§ **WHAT IS REQUIRED**: Extract all of the data and reproduce it precisely.

[Dataset rows describing interfaces]
----
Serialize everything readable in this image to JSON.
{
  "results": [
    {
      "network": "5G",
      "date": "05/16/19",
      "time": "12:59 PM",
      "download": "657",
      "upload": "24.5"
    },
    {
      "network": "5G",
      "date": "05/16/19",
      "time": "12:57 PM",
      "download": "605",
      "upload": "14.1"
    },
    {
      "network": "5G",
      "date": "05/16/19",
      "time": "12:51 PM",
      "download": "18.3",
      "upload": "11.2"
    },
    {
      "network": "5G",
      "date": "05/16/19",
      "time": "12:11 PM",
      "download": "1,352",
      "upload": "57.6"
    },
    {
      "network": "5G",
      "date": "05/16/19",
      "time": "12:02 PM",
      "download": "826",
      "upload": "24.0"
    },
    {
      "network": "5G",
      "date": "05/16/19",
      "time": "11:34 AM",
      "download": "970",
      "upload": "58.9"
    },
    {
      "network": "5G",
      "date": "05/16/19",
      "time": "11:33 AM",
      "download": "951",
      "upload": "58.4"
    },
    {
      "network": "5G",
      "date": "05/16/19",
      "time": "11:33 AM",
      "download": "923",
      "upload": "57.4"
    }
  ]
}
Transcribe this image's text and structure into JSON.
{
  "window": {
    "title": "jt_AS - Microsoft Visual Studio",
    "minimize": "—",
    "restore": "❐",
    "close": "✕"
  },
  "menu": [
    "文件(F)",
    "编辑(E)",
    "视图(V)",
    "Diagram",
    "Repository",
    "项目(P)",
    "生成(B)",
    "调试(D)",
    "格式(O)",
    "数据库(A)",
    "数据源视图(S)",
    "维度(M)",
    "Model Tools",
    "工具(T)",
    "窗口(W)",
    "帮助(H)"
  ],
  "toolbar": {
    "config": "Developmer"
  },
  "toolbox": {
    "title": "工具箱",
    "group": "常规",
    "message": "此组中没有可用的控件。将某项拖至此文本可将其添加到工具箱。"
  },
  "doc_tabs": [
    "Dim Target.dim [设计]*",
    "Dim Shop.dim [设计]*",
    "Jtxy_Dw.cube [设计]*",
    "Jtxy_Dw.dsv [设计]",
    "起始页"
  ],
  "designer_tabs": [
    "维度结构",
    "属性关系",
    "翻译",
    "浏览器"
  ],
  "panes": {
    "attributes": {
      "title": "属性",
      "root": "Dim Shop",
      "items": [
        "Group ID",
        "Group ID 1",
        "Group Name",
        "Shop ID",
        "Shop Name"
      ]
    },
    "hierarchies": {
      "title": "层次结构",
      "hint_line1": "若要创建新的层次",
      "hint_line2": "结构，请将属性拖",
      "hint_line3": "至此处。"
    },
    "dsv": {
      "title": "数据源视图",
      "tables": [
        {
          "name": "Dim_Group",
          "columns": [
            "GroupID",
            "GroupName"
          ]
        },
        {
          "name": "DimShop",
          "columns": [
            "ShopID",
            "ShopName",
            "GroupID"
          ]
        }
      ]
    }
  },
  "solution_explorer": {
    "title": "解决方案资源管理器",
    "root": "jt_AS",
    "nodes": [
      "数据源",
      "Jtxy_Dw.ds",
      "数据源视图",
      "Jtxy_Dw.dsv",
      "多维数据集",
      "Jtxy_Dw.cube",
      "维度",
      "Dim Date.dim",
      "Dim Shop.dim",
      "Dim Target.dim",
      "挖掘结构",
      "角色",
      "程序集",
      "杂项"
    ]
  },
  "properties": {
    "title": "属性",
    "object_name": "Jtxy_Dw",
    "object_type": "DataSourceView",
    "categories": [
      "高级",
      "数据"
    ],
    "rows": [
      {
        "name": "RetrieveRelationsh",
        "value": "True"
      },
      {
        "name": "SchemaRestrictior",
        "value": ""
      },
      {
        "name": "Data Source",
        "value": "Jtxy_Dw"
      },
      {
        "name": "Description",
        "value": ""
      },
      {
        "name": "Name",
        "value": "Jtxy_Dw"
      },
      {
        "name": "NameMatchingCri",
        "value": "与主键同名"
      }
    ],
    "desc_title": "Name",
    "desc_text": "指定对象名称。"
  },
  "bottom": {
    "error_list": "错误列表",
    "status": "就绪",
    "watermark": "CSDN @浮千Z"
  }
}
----
§ **REPLY TO THE EXERCISE**:
Serialize everything readable in this image to JSON.
{
  "results": [
    {
      "network": "5G",
      "date": "05/16/19",
      "time": "12:59 PM",
      "download": "657",
      "upload": "24.5"
    },
    {
      "network": "5G",
      "date": "05/16/19",
      "time": "12:57 PM",
      "download": "605",
      "upload": "14.1"
    },
    {
      "network": "5G",
      "date": "05/16/19",
      "time": "12:51 PM",
      "download": "18.3",
      "upload": "11.2"
    },
    {
      "network": "5G",
      "date": "05/16/19",
      "time": "12:11 PM",
      "download": "1,352",
      "upload": "57.6"
    },
    {
      "network": "5G",
      "date": "05/16/19",
      "time": "12:02 PM",
      "download": "826",
      "upload": "24.0"
    },
    {
      "network": "5G",
      "date": "05/16/19",
      "time": "11:34 AM",
      "download": "970",
      "upload": "58.9"
    },
    {
      "network": "5G",
      "date": "05/16/19",
      "time": "11:33 AM",
      "download": "951",
      "upload": "58.4"
    },
    {
      "network": "5G",
      "date": "05/16/19",
      "time": "11:33 AM",
      "download": "923",
      "upload": "57.4"
    }
  ]
}
Transcribe this image's text and structure into JSON.
{
  "window": {
    "title": "jt_AS - Microsoft Visual Studio",
    "minimize": "—",
    "restore": "❐",
    "close": "✕"
  },
  "menu": [
    "文件(F)",
    "编辑(E)",
    "视图(V)",
    "Diagram",
    "Repository",
    "项目(P)",
    "生成(B)",
    "调试(D)",
    "格式(O)",
    "数据库(A)",
    "数据源视图(S)",
    "维度(M)",
    "Model Tools",
    "工具(T)",
    "窗口(W)",
    "帮助(H)"
  ],
  "toolbar": {
    "config": "Developmer"
  },
  "toolbox": {
    "title": "工具箱",
    "group": "常规",
    "message": "此组中没有可用的控件。将某项拖至此文本可将其添加到工具箱。"
  },
  "doc_tabs": [
    "Dim Target.dim [设计]*",
    "Dim Shop.dim [设计]*",
    "Jtxy_Dw.cube [设计]*",
    "Jtxy_Dw.dsv [设计]",
    "起始页"
  ],
  "designer_tabs": [
    "维度结构",
    "属性关系",
    "翻译",
    "浏览器"
  ],
  "panes": {
    "attributes": {
      "title": "属性",
      "root": "Dim Shop",
      "items": [
        "Group ID",
        "Group ID 1",
        "Group Name",
        "Shop ID",
        "Shop Name"
      ]
    },
    "hierarchies": {
      "title": "层次结构",
      "hint_line1": "若要创建新的层次",
      "hint_line2": "结构，请将属性拖",
      "hint_line3": "至此处。"
    },
    "dsv": {
      "title": "数据源视图",
      "tables": [
        {
          "name": "Dim_Group",
          "columns": [
            "GroupID",
            "GroupName"
          ]
        },
        {
          "name": "DimShop",
          "columns": [
            "ShopID",
            "ShopName",
            "GroupID"
          ]
        }
      ]
    }
  },
  "solution_explorer": {
    "title": "解决方案资源管理器",
    "root": "jt_AS",
    "nodes": [
      "数据源",
      "Jtxy_Dw.ds",
      "数据源视图",
      "Jtxy_Dw.dsv",
      "多维数据集",
      "Jtxy_Dw.cube",
      "维度",
      "Dim Date.dim",
      "Dim Shop.dim",
      "Dim Target.dim",
      "挖掘结构",
      "角色",
      "程序集",
      "杂项"
    ]
  },
  "properties": {
    "title": "属性",
    "object_name": "Jtxy_Dw",
    "object_type": "DataSourceView",
    "categories": [
      "高级",
      "数据"
    ],
    "rows": [
      {
        "name": "RetrieveRelationsh",
        "value": "True"
      },
      {
        "name": "SchemaRestrictior",
        "value": ""
      },
      {
        "name": "Data Source",
        "value": "Jtxy_Dw"
      },
      {
        "name": "Description",
        "value": ""
      },
      {
        "name": "Name",
        "value": "Jtxy_Dw"
      },
      {
        "name": "NameMatchingCri",
        "value": "与主键同名"
      }
    ],
    "desc_title": "Name",
    "desc_text": "指定对象名称。"
  },
  "bottom": {
    "error_list": "错误列表",
    "status": "就绪",
    "watermark": "CSDN @浮千Z"
  }
}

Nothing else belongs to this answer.